Epidemiology

  • Incidence: 4–10 per 100,000 live births
  • Sex: >

References:[1][2][3]

Epidemiological data refers to the US, unless otherwise specified.

Etiology

References:[1][3]

Pathophysiology

  • Motor neuron disease that only involves the lower motor neurons (spinal ± bulbar motor neurons) → muscle weakness, hypotonia, bulbar symptoms; preserved sensations
  • Motor neurons of cranial nerves III, IV, and VI, and sacral motor neurons not affected → preserved eye movement and continence

References:[2]

Clinical features

Type of SMA Type I (Werdnig-Hoffman disease) Type II Type III (Kugelberg-Welander disease) Type IV (adult SMA)
Relative frequency 25% 50% 25%
Severity Severe Intermediate Mild
Age of onset 0–6 months 7–18 months > 18 months 10–30 years
Typical features
  • Severe muscle weakness and hypotonia
    • Symmetrical involvement of proximal muscles, mostly of the lower extremities
    • Intercostal muscle weakness → paradoxical breathing
  • Diminished or absent deep tendon reflexes
  • Severe bulbar palsy
  • Variable degree of muscle weakness
  • Cramps, muscle aches
  • Joint pain
Motor milestones

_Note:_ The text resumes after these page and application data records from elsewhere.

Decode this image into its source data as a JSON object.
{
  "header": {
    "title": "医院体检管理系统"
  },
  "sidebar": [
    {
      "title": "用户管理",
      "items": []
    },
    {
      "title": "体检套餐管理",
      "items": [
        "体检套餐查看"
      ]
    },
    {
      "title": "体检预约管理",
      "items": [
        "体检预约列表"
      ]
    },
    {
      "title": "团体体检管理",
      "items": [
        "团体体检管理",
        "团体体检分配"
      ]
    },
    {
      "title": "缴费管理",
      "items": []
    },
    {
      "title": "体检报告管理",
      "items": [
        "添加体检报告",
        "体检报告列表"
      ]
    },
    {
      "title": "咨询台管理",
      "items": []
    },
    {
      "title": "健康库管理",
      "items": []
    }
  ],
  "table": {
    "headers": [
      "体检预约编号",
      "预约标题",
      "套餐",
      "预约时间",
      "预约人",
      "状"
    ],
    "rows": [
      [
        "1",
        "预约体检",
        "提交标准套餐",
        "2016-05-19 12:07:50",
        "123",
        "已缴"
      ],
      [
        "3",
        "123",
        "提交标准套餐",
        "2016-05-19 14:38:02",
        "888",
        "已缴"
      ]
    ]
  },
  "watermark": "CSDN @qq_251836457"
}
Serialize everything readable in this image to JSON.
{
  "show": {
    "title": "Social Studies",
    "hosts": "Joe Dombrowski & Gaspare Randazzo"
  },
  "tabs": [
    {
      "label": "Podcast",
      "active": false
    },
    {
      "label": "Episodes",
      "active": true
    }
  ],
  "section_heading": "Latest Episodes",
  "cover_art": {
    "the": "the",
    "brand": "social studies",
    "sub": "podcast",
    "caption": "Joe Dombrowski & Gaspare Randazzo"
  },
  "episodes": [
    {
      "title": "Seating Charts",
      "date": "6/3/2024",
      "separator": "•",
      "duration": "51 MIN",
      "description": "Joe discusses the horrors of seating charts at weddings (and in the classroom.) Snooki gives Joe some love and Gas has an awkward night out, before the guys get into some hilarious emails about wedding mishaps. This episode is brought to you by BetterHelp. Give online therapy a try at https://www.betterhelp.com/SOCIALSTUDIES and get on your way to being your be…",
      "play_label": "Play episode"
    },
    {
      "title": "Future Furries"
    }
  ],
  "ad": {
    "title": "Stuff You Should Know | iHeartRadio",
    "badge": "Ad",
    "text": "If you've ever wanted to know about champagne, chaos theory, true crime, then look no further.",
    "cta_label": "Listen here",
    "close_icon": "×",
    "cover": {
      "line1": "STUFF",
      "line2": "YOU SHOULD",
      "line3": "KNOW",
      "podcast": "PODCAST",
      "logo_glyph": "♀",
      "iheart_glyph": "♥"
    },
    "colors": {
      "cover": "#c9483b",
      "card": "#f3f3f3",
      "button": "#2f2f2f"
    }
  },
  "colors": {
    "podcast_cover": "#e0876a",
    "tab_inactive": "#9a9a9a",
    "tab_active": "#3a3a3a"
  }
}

Never sits or attains head control

Able to sit independently, but cannot stand without support

Able to stand and walk independently

Prognosis Life expectancy (< 2 years) Life expectancy (> 2 years)

Near normal life expectancy

The most common causes of death among patients with SMA are respiratory insufficiency (due to respiratory muscle weakness) and aspiration pneumonia (due to bulbar weakness)!

The older the age of onset, the better the prognosis!

Type Inon-sitters, type II → sitters, type III → walkers

References:[1][4]

Treatment

  • Definitive therapy: intrathecal nusinersen
  • Supportive therapy
    • Respiratory support
    • Nutritional support
    • Physical rehabilitation
    • Orthotics to prevent joint and spine deformities

References:[2][4]

Diagnostics

  1. Genetic testing: best initial and confirmatory test
  2. Further tests

References:[1][3]

Differential diagnoses

References:[2][5]

The differential diagnoses listed here are not exhaustive.